[Stored data]
[Start of Attachment]

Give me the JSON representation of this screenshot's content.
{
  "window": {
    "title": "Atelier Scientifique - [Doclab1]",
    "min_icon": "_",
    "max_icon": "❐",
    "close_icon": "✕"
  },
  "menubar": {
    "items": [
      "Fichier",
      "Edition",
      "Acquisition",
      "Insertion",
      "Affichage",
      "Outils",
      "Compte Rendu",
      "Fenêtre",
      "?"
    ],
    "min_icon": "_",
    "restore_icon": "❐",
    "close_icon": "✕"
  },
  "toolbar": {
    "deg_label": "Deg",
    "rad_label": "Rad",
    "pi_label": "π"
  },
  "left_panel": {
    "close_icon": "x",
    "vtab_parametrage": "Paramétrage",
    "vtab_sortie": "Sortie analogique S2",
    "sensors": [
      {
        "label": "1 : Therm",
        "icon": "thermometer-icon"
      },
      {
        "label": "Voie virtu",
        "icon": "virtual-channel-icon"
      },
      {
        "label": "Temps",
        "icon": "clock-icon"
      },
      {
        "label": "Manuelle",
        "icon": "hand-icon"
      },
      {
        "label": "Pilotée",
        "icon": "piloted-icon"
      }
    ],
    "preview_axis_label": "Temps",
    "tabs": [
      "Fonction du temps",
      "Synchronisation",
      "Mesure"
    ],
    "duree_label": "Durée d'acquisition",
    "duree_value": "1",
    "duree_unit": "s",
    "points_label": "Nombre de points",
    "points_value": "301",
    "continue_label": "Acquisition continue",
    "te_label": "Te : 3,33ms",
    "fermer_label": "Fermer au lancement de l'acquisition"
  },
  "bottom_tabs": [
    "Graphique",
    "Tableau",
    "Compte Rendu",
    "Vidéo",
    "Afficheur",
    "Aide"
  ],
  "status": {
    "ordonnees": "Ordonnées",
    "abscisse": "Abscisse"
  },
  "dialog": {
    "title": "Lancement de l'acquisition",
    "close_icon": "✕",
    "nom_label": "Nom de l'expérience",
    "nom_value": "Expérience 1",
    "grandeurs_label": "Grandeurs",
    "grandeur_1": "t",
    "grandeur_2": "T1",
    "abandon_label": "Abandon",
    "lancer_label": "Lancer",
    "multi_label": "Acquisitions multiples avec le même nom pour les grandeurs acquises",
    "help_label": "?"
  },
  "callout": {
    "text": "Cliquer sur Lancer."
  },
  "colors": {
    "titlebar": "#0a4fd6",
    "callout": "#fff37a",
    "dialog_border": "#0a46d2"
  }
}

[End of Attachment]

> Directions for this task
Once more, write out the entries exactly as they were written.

> Written response
Give me the JSON representation of this screenshot's content.
{
  "window": {
    "title": "Atelier Scientifique - [Doclab1]",
    "min_icon": "_",
    "max_icon": "❐",
    "close_icon": "✕"
  },
  "menubar": {
    "items": [
      "Fichier",
      "Edition",
      "Acquisition",
      "Insertion",
      "Affichage",
      "Outils",
      "Compte Rendu",
      "Fenêtre",
      "?"
    ],
    "min_icon": "_",
    "restore_icon": "❐",
    "close_icon": "✕"
  },
  "toolbar": {
    "deg_label": "Deg",
    "rad_label": "Rad",
    "pi_label": "π"
  },
  "left_panel": {
    "close_icon": "x",
    "vtab_parametrage": "Paramétrage",
    "vtab_sortie": "Sortie analogique S2",
    "sensors": [
      {
        "label": "1 : Therm",
        "icon": "thermometer-icon"
      },
      {
        "label": "Voie virtu",
        "icon": "virtual-channel-icon"
      },
      {
        "label": "Temps",
        "icon": "clock-icon"
      },
      {
        "label": "Manuelle",
        "icon": "hand-icon"
      },
      {
        "label": "Pilotée",
        "icon": "piloted-icon"
      }
    ],
    "preview_axis_label": "Temps",
    "tabs": [
      "Fonction du temps",
      "Synchronisation",
      "Mesure"
    ],
    "duree_label": "Durée d'acquisition",
    "duree_value": "1",
    "duree_unit": "s",
    "points_label": "Nombre de points",
    "points_value": "301",
    "continue_label": "Acquisition continue",
    "te_label": "Te : 3,33ms",
    "fermer_label": "Fermer au lancement de l'acquisition"
  },
  "bottom_tabs": [
    "Graphique",
    "Tableau",
    "Compte Rendu",
    "Vidéo",
    "Afficheur",
    "Aide"
  ],
  "status": {
    "ordonnees": "Ordonnées",
    "abscisse": "Abscisse"
  },
  "dialog": {
    "title": "Lancement de l'acquisition",
    "close_icon": "✕",
    "nom_label": "Nom de l'expérience",
    "nom_value": "Expérience 1",
    "grandeurs_label": "Grandeurs",
    "grandeur_1": "t",
    "grandeur_2": "T1",
    "abandon_label": "Abandon",
    "lancer_label": "Lancer",
    "multi_label": "Acquisitions multiples avec le même nom pour les grandeurs acquises",
    "help_label": "?"
  },
  "callout": {
    "text": "Cliquer sur Lancer."
  },
  "colors": {
    "titlebar": "#0a4fd6",
    "callout": "#fff37a",
    "dialog_border": "#0a46d2"
  }
}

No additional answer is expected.